Exercise prompt: What follows is a set of records. Repeat them word for word.
┌─ Source material
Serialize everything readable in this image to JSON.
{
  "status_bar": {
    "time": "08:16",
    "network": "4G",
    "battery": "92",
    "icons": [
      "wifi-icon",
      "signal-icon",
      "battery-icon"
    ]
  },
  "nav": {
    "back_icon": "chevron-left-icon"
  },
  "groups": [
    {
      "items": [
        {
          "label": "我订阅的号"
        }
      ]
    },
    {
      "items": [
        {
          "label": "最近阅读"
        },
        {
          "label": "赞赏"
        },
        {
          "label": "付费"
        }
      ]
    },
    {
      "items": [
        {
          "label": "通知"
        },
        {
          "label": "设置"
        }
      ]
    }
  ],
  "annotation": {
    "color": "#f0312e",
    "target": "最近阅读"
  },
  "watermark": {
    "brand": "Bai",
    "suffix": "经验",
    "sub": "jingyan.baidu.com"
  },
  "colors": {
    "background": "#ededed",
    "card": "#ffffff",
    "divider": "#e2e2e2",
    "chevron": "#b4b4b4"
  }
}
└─
Finished exercise:
Serialize everything readable in this image to JSON.
{
  "status_bar": {
    "time": "08:16",
    "network": "4G",
    "battery": "92",
    "icons": [
      "wifi-icon",
      "signal-icon",
      "battery-icon"
    ]
  },
  "nav": {
    "back_icon": "chevron-left-icon"
  },
  "groups": [
    {
      "items": [
        {
          "label": "我订阅的号"
        }
      ]
    },
    {
      "items": [
        {
          "label": "最近阅读"
        },
        {
          "label": "赞赏"
        },
        {
          "label": "付费"
        }
      ]
    },
    {
      "items": [
        {
          "label": "通知"
        },
        {
          "label": "设置"
        }
      ]
    }
  ],
  "annotation": {
    "color": "#f0312e",
    "target": "最近阅读"
  },
  "watermark": {
    "brand": "Bai",
    "suffix": "经验",
    "sub": "jingyan.baidu.com"
  },
  "colors": {
    "background": "#ededed",
    "card": "#ffffff",
    "divider": "#e2e2e2",
    "chevron": "#b4b4b4"
  }
}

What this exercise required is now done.